You can see that it catches the light very well; the finished strand has a sheen very similar to reeled bombyx silk, although the color is closer to that of tussah. It's also very soft - the photos can't show that, but it is so much softer than before. It's also got the slightly snaggy hand that reeled silk does; it catches on rough spots in the skin, because the fine fibers are so long.

Overall, a very successful and thoroughly enjoyable experiment. Next (probably on Saturday) will be to see how it takes dye!


( 12 comments — Leave a comment )
Mar. 10th, 2005 08:26 pm (UTC)
Very cool, so is this just an experiment or something you'd actually incorporate into your weaving?
I look forward to seeing how the dye works with it!!
Mar. 10th, 2005 08:36 pm (UTC)
I have a very small amount, so I'm not going to be making anything large out of it. I might be able to make a very, very narrow ribbon - or something like kumihimo.
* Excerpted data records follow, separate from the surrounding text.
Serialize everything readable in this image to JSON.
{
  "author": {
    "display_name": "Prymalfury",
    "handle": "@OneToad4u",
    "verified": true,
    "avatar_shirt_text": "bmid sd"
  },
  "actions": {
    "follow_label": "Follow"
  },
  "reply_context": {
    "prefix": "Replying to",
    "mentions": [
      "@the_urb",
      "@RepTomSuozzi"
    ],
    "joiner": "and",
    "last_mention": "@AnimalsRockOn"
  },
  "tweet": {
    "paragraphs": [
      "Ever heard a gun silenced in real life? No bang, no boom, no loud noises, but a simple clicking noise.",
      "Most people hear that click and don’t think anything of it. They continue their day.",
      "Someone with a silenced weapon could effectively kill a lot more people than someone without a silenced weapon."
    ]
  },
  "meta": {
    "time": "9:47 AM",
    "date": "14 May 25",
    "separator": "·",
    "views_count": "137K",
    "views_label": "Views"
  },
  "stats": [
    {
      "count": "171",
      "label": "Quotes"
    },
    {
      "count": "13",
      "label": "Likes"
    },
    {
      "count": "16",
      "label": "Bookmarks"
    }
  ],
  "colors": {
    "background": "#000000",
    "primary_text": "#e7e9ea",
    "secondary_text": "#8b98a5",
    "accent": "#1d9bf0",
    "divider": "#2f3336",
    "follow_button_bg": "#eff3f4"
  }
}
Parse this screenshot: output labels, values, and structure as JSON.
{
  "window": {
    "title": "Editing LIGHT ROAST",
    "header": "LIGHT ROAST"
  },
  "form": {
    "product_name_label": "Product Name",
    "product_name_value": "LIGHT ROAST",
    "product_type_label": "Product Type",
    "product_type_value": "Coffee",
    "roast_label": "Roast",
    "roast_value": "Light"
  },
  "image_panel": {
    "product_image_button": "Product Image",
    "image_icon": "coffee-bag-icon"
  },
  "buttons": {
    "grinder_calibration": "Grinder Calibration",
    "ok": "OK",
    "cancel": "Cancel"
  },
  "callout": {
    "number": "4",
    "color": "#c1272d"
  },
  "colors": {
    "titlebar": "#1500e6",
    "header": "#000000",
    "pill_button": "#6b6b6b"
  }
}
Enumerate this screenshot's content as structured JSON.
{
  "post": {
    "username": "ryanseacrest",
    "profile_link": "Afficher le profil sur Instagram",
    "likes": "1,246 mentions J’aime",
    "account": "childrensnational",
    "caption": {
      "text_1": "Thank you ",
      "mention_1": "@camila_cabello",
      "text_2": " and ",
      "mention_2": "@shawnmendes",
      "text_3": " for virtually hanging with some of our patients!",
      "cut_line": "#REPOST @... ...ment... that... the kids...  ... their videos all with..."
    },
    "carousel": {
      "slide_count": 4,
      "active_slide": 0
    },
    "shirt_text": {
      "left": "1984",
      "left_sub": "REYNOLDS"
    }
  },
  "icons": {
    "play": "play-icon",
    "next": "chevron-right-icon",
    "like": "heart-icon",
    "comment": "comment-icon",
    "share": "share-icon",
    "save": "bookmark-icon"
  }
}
If it takes dye well, I may try combining it in a project with bombyx silk; it's got a very compatible hand.
Mar. 10th, 2005 08:27 pm (UTC)
i want some!!!!
Mar. 10th, 2005 10:26 pm (UTC)
What is "tussah"?
I have started spinning and have a small bag of silk tussah.
Should I be spinning it with wool?

I know how lightweight really good silk is in a garment: with this spider silk, would a garment be even lighter? (That is, supposing one could acquire enough to weave enough fabric to make a dress.)
Mar. 11th, 2005 05:25 am (UTC)
Tussah is a species (actually, a family of species) of silk moth. They eat trees high in natural tannin, and produce a beige to tan silk. You can spin it by itself (I prefer that) or blend with wool if you like. It spins well from the fold - gently tug at the end of the roving until it gives up a small bunch of fibers the same length, then fold that over your fingertip and spin from the folded area.

I've raised the temperate tussah moth, Antherea pernyi - check it out here.
Mar. 11th, 2005 05:26 am (UTC)
As far as garment weight - I honestly have no idea. It feels a lot like regular silk, but once you got enough of it to weave a wide fabric, it might show other characteristics. I've just got the tiny skein.
Mar. 11th, 2005 07:33 am (UTC)
Thanks so much!

I hope you have glorious fun with it!
Mar. 11th, 2005 09:07 am (UTC)
Once again, you rock! Ohh my weaving teacher (Leslie) brought Phyllis's silk worm project notes to class yesterday! I have to say that the stiffled cocoons weren't nearly as bad as I thought they'ld be. Kind of musical in fact! ^.^
Mar. 11th, 2005 09:10 am (UTC)
The cocoons are slightly stinky, but if they've been dry for a long time, that's probably mostly gone.

Let Leslie know, if she ever needs a silk-reeling demo, I'm your man... I'm always keen to talk to folks about silk, and I would love to meet more fiber arts people.
Mar. 12th, 2005 09:25 am (UTC)
you should try and get your hands on some of that spider goat milk...

where "they" bio-genetically engineered a goat and a spider so the goats produces spider silk from it's udder.

it's going to be used in bullet proof vests.

Mar. 12th, 2005 09:31 am (UTC)
That's what this is. Did you click on the link?

She's working with it in the experimental phase - a medical company is investigating how to use it as a matrix to make artificial skin grafts.
Mar. 16th, 2005 09:10 am (UTC)
oh i didn't even see that link... sorry.
( 12 comments — Leave a comment )